Roan Drive in Rowlett, Texas is a sight worth seeing these days. Not only because of its secluded, quiet nature, but also because the natural beauty got an extra adornment.
This is not recommended for arachnophobes. Otherwise, the view is spectacular. Communal spiderwebs are lining the route in the Dallas suburb, offering viewers a reason to be astonished.
According to Mike Merchant, urban entomologist with the A&M AgriLife Extension Service of Dallas,
“Some stepping off the road for a closer look will see thousands of lanky spiders darting among the webs that extend up to 40 feet into the trees. There is a surreal quality to the extensive webbing covering these trees”.
Impressive as they are, the communal spiderwebs are not at their first appearance. In 2007, the same phenomenon was reported 35 miles from Rowlett’s Roan Drive, in Lake Tawakoni State Park.
The 2007 discovery was the onset of understanding that certain spider species are capable of working together for the greater good. Typically, spiders are working alone to create their own separate webs and become agressive if their territory is trespassed.
Thus, seeing spiders working on communal spiderwebs was a novelty. At that point, the spider-architects behind the communal projects adorning the trees were identified to be part of the Tetragnatha guatemalensis species.
The architects of the giant communal spiderwebs along Roan Drive are yet to be determined. It is possible that it is the same species, but further analysis is needed. Until then, Merchant provided an explanation for what may trigger such a behavior:

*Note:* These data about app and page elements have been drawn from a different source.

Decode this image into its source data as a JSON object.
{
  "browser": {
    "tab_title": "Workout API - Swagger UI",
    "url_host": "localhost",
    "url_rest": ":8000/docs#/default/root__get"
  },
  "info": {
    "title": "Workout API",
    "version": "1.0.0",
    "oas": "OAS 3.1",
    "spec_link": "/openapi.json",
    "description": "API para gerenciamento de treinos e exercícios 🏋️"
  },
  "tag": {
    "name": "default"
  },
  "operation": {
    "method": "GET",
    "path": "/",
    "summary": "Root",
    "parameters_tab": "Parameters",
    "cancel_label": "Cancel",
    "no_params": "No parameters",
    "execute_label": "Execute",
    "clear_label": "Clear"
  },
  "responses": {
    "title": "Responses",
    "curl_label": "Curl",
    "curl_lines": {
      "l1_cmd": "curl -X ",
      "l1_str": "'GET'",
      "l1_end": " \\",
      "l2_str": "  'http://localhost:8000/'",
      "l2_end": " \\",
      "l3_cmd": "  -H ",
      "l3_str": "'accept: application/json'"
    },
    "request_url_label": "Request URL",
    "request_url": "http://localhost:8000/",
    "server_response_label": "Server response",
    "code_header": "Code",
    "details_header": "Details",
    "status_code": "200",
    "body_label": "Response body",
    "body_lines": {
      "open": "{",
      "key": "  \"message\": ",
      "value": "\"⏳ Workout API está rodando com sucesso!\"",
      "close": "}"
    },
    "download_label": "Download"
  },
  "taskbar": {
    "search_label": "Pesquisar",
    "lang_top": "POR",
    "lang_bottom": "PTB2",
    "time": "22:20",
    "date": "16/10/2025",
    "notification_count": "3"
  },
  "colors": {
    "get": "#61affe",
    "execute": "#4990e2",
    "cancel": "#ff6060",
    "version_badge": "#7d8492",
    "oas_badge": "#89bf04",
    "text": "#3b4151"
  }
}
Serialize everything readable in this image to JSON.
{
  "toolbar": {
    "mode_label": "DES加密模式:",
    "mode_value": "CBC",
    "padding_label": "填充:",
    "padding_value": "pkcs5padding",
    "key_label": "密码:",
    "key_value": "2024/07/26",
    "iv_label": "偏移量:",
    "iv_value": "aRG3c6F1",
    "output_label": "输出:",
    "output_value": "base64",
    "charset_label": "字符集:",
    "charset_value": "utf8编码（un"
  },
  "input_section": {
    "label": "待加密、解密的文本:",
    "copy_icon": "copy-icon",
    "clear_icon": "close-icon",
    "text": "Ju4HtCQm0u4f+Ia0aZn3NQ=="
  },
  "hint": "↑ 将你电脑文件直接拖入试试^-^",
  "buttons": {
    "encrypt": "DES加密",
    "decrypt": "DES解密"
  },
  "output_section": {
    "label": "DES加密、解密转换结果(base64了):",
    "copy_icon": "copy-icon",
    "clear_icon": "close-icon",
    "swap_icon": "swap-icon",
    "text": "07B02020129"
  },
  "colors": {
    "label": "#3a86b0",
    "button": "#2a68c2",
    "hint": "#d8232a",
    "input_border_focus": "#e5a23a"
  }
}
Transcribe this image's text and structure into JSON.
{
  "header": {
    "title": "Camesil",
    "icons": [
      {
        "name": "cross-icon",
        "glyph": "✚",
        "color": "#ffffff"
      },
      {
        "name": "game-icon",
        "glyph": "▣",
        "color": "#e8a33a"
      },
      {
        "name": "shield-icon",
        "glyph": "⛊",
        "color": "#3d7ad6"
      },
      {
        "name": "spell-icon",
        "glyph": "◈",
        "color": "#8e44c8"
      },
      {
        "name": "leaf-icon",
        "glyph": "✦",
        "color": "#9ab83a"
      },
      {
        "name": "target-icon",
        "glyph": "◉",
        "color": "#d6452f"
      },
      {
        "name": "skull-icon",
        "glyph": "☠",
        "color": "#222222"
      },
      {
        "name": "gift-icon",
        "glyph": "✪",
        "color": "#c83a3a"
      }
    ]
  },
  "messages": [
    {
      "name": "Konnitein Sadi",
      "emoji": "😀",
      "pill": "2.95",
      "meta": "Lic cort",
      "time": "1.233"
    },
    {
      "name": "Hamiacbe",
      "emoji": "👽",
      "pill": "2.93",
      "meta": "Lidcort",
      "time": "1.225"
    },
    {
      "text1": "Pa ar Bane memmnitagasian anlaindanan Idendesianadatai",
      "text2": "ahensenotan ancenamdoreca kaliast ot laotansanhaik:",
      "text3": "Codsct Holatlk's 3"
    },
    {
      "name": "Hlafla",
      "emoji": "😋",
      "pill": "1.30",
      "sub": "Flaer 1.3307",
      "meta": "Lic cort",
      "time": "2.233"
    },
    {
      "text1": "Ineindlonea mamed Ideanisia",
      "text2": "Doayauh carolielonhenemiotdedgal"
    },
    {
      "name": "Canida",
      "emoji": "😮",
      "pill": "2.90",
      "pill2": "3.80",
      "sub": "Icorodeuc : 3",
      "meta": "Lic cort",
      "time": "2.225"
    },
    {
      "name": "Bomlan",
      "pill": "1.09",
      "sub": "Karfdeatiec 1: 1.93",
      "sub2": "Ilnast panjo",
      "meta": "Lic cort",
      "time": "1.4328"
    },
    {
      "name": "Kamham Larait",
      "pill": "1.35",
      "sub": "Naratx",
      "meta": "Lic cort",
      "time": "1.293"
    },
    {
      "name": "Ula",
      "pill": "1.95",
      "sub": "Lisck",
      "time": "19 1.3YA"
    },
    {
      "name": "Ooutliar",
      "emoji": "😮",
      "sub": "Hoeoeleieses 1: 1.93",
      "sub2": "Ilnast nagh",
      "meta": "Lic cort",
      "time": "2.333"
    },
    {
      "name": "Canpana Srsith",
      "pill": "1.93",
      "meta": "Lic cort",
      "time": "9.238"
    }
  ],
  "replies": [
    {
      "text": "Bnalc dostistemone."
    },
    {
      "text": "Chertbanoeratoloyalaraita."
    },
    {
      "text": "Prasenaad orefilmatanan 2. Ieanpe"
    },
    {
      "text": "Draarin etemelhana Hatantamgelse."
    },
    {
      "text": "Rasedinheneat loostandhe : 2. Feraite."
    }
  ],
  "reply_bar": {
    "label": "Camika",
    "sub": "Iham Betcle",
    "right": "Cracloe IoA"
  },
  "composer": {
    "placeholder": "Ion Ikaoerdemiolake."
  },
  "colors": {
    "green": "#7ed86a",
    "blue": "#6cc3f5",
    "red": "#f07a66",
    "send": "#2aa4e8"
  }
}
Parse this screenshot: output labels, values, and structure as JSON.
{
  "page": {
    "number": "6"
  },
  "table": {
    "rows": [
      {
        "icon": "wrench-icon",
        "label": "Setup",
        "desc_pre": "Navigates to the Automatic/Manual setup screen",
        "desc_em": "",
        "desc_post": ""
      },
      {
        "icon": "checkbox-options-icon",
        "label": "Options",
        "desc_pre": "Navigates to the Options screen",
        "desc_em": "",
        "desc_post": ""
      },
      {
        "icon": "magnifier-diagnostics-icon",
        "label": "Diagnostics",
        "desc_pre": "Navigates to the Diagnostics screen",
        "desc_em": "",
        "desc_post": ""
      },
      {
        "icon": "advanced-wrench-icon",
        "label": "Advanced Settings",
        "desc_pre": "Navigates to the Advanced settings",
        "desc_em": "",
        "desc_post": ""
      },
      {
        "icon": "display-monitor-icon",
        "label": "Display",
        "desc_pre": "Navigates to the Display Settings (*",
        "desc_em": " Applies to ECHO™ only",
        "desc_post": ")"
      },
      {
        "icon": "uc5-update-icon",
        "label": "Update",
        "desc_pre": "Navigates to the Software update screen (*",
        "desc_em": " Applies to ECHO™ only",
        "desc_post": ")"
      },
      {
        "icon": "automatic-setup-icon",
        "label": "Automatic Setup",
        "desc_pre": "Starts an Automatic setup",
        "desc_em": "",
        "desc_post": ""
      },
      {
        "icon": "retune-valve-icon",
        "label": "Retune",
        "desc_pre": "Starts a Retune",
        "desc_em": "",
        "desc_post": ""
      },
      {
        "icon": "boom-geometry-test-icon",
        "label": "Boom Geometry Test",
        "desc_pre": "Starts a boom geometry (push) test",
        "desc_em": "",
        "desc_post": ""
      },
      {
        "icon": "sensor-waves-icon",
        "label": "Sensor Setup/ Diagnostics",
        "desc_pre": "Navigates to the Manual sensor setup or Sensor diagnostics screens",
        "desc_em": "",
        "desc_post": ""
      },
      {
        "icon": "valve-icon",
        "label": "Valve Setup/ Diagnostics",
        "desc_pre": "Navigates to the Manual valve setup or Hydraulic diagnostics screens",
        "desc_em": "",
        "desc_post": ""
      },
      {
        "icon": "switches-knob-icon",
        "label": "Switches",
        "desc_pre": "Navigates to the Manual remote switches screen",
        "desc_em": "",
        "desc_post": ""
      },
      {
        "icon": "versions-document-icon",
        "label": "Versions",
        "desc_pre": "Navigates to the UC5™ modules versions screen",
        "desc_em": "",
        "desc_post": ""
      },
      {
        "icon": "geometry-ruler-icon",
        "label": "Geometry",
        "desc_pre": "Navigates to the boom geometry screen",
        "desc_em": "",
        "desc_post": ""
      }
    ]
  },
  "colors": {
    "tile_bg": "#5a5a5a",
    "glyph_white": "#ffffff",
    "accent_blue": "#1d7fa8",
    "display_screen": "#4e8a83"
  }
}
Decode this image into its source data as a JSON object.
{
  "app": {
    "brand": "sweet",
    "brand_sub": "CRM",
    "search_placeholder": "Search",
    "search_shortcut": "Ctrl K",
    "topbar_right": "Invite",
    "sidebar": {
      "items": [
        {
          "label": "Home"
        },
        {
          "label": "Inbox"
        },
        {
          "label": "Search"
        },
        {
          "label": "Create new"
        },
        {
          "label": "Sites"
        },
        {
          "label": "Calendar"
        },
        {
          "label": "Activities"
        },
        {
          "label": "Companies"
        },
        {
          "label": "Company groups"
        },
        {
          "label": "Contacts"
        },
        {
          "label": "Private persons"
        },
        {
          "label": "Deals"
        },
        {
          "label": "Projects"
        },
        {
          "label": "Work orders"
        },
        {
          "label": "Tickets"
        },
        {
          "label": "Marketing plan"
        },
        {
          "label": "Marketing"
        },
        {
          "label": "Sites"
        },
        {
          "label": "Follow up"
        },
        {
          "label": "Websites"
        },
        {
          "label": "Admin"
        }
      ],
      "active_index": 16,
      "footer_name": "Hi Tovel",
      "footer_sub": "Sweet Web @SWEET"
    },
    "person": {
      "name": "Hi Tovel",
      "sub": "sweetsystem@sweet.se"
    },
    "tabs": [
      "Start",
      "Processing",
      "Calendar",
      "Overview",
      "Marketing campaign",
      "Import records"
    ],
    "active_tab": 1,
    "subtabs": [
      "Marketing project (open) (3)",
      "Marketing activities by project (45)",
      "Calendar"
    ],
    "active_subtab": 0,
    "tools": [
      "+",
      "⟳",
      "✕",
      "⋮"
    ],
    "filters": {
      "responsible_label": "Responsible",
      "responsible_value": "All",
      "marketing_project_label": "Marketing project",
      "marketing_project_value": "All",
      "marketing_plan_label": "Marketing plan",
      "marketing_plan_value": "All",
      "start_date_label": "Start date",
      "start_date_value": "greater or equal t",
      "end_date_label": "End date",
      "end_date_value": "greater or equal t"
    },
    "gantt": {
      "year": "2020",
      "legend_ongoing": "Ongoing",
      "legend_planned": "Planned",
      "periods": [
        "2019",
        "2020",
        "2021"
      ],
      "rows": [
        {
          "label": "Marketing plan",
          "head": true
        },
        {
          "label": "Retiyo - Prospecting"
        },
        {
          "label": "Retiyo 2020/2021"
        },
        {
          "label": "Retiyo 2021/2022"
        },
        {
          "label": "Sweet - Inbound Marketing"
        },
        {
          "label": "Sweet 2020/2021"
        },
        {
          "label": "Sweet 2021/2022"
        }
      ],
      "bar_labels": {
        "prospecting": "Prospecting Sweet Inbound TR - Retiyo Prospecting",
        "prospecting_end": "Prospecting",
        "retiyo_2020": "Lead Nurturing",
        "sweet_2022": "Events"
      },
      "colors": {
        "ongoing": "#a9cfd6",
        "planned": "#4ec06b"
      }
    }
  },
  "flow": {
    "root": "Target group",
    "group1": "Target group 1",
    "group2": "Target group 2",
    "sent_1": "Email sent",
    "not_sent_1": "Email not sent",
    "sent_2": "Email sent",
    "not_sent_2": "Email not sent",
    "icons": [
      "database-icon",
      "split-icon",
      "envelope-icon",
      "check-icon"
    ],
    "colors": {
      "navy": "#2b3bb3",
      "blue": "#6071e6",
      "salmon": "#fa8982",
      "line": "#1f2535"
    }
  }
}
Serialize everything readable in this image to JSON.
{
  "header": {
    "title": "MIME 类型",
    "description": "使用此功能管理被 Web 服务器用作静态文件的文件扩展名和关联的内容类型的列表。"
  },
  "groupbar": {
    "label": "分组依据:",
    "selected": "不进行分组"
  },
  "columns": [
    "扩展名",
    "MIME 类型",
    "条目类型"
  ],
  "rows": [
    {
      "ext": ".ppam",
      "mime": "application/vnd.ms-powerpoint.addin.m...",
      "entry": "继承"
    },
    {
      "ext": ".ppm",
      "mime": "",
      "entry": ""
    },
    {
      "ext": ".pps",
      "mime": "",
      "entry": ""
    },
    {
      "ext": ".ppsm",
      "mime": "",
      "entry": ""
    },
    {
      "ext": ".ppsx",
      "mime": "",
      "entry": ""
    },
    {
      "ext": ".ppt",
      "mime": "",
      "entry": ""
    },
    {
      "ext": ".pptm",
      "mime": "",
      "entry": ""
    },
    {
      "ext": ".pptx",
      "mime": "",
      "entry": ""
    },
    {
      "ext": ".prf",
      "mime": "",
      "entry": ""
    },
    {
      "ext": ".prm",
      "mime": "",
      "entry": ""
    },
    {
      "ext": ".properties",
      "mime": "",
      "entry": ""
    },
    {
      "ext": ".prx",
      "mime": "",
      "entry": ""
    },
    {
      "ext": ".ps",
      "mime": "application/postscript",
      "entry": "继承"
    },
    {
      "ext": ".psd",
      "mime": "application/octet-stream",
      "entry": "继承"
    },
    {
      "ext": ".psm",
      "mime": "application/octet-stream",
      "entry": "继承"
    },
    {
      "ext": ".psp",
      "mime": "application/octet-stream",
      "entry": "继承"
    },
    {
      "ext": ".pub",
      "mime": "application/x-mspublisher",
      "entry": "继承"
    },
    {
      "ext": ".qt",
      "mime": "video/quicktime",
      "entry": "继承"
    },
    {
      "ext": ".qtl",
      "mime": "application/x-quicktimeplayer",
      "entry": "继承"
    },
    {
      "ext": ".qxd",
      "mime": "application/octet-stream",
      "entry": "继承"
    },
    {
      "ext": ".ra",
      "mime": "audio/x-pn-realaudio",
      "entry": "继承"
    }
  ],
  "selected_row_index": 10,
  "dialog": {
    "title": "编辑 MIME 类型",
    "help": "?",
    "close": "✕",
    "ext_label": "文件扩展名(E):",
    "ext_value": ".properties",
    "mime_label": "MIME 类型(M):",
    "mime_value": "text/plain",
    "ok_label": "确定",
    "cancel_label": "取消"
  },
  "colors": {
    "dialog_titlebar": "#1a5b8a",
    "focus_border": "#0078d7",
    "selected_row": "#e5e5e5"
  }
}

“Spider experts have indicated that those ‘right conditions’ appear to include a glut of small insects like midges that emerge at night from lakes. Without lots of food, these communal webs just don’t seem to form”.
If some might find the giant communal spiderwebs eerie, it is important to know that they are not harmful to humans under any condition.
Mike Merchant declared that as they are not aggressive and they are helpful in destroying natural tree pests, like some insects, there is no need for their abodes to be destroyed and the spiders sprayed with insecticides.
Rather, enjoy the ride along Roan Drive and the view.
Photo Credits: itdecs.com